══ Task data ══
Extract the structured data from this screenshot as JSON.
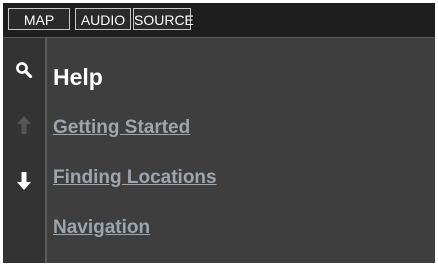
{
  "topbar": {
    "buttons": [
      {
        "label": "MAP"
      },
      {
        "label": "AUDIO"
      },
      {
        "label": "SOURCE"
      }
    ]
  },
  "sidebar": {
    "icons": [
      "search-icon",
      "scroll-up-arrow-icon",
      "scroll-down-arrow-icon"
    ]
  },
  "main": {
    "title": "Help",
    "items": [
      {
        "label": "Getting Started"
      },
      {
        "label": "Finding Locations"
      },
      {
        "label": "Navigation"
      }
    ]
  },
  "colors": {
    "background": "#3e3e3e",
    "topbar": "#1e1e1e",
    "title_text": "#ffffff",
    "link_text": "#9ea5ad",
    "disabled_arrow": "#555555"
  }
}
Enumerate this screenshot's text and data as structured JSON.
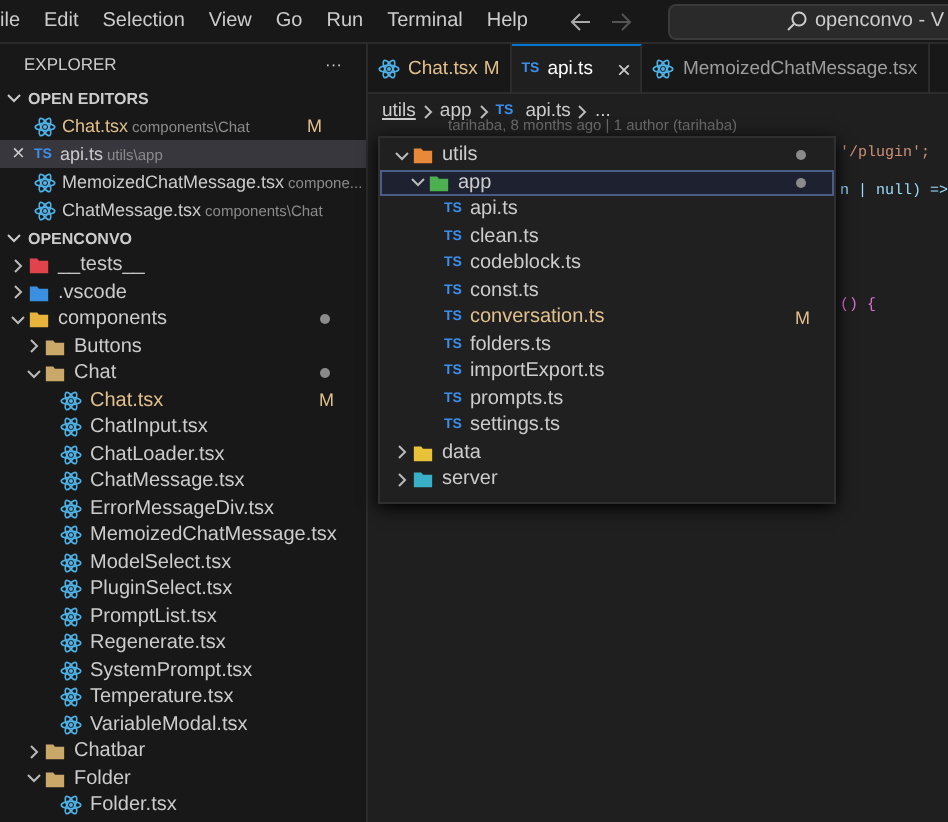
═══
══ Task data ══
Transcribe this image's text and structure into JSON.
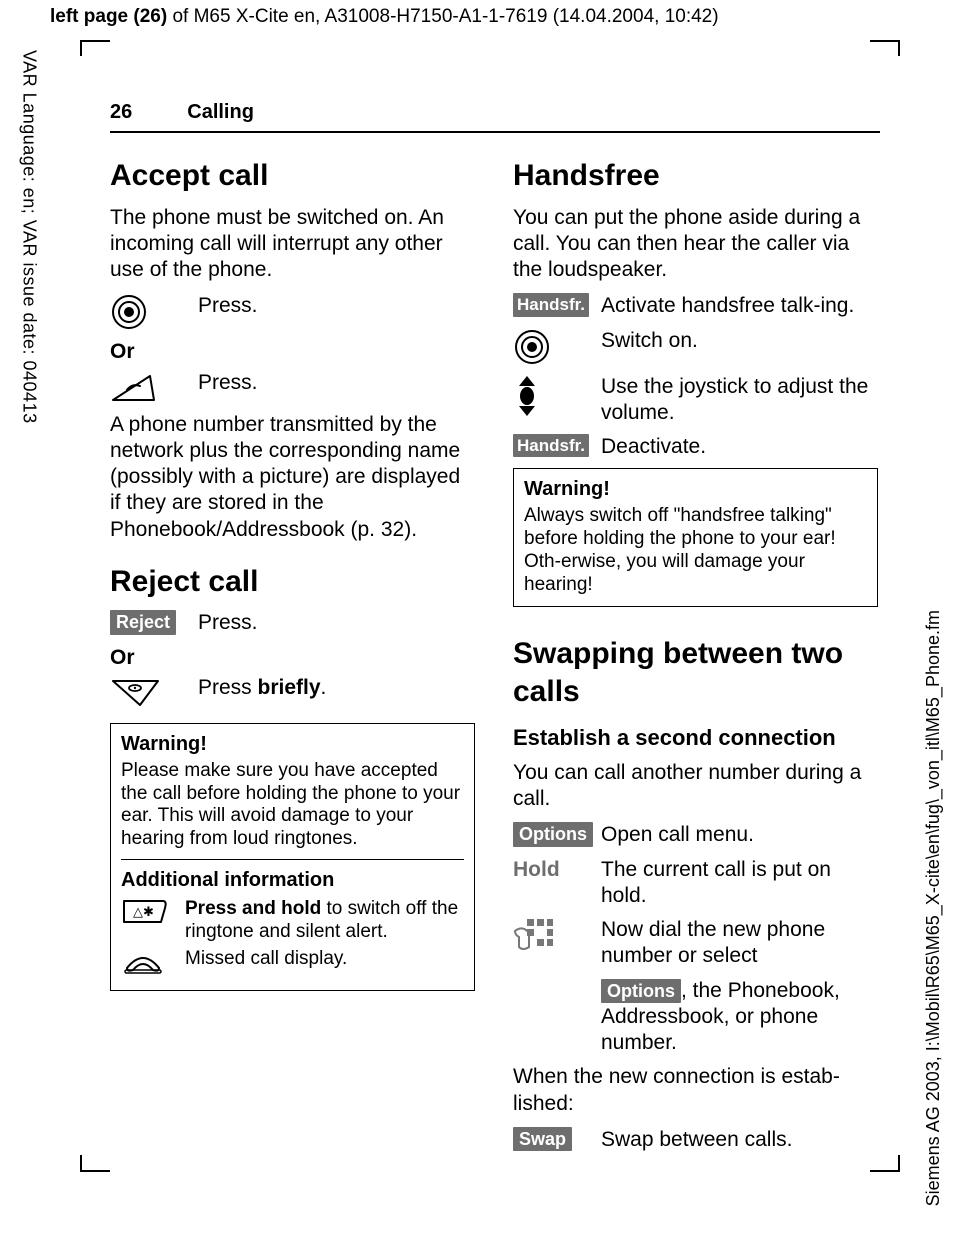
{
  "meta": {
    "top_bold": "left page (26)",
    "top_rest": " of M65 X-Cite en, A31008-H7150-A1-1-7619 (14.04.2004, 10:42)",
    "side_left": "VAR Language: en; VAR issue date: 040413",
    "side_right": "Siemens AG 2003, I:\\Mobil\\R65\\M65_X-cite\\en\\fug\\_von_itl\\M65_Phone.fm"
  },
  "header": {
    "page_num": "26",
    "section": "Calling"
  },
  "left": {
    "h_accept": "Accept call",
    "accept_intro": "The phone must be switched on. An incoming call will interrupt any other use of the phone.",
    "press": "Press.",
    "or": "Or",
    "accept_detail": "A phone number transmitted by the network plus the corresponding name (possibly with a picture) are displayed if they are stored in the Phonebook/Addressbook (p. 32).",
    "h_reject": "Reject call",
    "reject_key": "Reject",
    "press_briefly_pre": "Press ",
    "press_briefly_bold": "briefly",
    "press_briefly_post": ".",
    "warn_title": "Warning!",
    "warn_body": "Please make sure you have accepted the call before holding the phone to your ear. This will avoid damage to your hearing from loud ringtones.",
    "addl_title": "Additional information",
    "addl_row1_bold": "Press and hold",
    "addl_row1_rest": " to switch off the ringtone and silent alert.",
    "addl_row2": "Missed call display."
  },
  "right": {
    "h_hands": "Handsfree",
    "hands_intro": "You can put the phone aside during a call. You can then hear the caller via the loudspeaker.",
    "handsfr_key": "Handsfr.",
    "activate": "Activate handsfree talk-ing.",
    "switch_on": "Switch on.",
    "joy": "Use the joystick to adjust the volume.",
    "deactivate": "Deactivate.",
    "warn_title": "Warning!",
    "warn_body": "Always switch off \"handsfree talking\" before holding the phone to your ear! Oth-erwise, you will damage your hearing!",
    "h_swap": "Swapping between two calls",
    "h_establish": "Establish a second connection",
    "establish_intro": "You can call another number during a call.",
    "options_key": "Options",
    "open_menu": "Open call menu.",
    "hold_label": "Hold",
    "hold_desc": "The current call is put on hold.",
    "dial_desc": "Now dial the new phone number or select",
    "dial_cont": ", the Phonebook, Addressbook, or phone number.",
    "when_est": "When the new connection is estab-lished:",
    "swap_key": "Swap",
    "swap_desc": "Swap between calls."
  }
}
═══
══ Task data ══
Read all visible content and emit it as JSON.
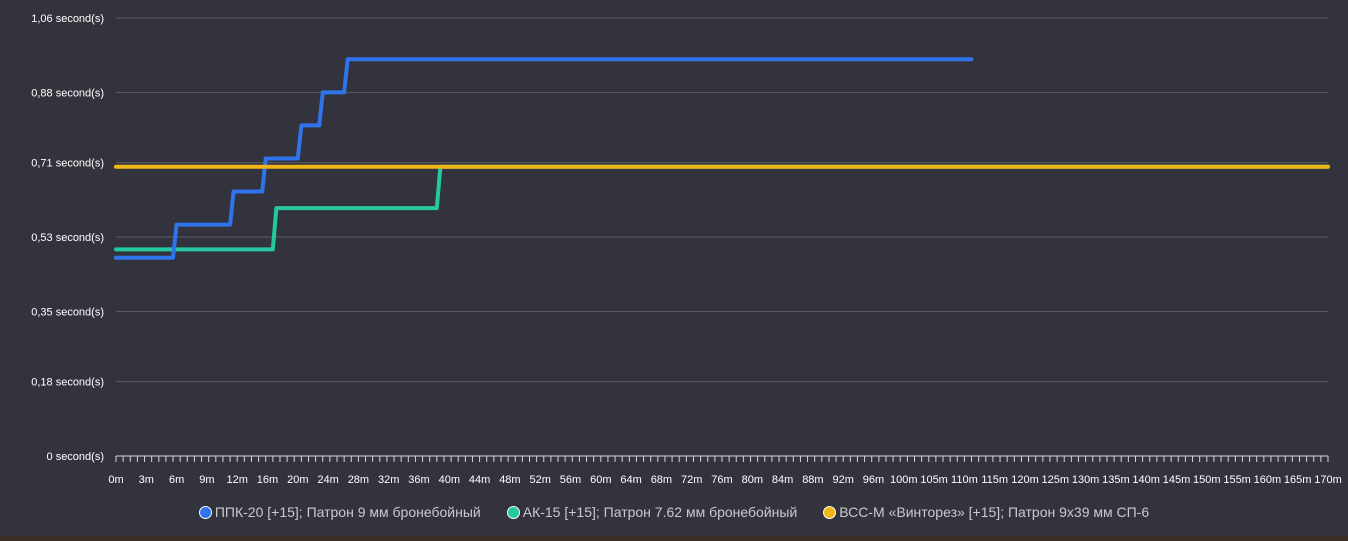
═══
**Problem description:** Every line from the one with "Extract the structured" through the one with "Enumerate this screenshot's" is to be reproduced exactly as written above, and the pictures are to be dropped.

**Result of the task:**
Extract the structured data from this screenshot as JSON.
{
  "topbar": {
    "buttons": [
      {
        "label": "MAP"
      },
      {
        "label": "AUDIO"
      },
      {
        "label": "SOURCE"
      }
    ]
  },
  "sidebar": {
    "icons": [
      "search-icon",
      "scroll-up-arrow-icon",
      "scroll-down-arrow-icon"
    ]
  },
  "main": {
    "title": "Help",
    "items": [
      {
        "label": "Getting Started"
      },
      {
        "label": "Finding Locations"
      },
      {
        "label": "Navigation"
      }
    ]
  },
  "colors": {
    "background": "#3e3e3e",
    "topbar": "#1e1e1e",
    "title_text": "#ffffff",
    "link_text": "#9ea5ad",
    "disabled_arrow": "#555555"
  }
}
Enumerate this screenshot's text and data as structured JSON.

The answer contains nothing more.